Fluorescent light bulb in which the tube is folded or twisted into a spiral to concentrate the light output. Compact fluorescent lamps (CFLs) are typically three to four times as efficient as incandescent light bulbs and last 8–10 times as long. CFLs combine the efficiency of fluorescent light with the convenience of an Edison or screw-in base, and new types have been developed that better mimic the light quality of incandescents. Not all CFLs can be dimmed, and frequent on-off cycling can shorten their life.

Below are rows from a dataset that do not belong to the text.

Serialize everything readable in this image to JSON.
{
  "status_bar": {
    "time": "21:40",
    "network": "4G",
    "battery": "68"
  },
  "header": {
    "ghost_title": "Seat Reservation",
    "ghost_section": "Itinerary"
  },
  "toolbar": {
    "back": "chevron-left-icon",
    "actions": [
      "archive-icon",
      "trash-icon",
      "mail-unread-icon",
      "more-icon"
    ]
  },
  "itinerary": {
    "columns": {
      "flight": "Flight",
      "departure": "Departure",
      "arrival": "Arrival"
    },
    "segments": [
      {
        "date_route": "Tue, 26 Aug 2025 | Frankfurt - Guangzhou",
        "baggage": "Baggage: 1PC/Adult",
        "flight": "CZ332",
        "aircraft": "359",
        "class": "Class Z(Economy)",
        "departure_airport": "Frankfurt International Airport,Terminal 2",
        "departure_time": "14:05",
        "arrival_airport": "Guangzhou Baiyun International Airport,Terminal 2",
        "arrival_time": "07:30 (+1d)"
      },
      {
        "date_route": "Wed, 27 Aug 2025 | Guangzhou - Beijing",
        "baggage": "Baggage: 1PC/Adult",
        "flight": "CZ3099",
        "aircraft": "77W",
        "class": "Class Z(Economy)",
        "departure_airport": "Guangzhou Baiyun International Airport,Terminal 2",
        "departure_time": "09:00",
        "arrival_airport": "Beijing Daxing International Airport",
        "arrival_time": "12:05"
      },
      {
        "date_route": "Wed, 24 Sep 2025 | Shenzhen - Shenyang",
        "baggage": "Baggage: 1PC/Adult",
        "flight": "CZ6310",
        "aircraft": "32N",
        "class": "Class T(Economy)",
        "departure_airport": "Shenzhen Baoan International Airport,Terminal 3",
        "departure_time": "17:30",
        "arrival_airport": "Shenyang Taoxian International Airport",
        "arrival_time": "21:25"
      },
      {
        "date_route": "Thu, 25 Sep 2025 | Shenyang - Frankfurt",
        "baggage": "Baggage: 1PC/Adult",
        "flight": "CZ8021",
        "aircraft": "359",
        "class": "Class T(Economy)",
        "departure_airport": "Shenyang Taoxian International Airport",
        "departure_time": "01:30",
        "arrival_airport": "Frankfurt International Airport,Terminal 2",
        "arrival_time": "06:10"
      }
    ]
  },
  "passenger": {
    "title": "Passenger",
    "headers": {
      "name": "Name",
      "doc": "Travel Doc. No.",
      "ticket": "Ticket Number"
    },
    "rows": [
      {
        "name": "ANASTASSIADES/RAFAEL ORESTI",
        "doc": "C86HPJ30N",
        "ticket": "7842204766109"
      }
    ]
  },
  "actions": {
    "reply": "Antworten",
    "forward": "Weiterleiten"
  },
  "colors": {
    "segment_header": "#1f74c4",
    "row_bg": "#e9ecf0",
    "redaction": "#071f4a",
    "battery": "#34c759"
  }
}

Concerns have been raised over the mercury content of CFLs, and though they have been deemed safe, proper recycling and disposal are encouraged.
References in periodicals archive ?
And I read in the Record that the German Federal Environment Agency says a broken eco-bulb released dangerous levels of mercury.
And if you break an eco-bulb, you need to take a bit of extra care.
THOSE eco-bulbs we'll all have to have in our homes by 2012 take a bit more effort to dispose of than ordinary bulbs when they eventually die.
They said that broken eco-bulbs posed a potential health risk to pregnant women, babies and small children.
I asked about the facilities for disposal and the chap on the other end explained they had a bin for florescent tubes and the eco-bulbs went in there.
According to his Facebook entry on Friday: "Ciaran Cuffe is watching the Christmas lights from his office on Patrick Street in Dun Laoghaire - none of them namby-pamby eco-bulbs here
Eco-bulbs have a flicker and don't give instant bright light.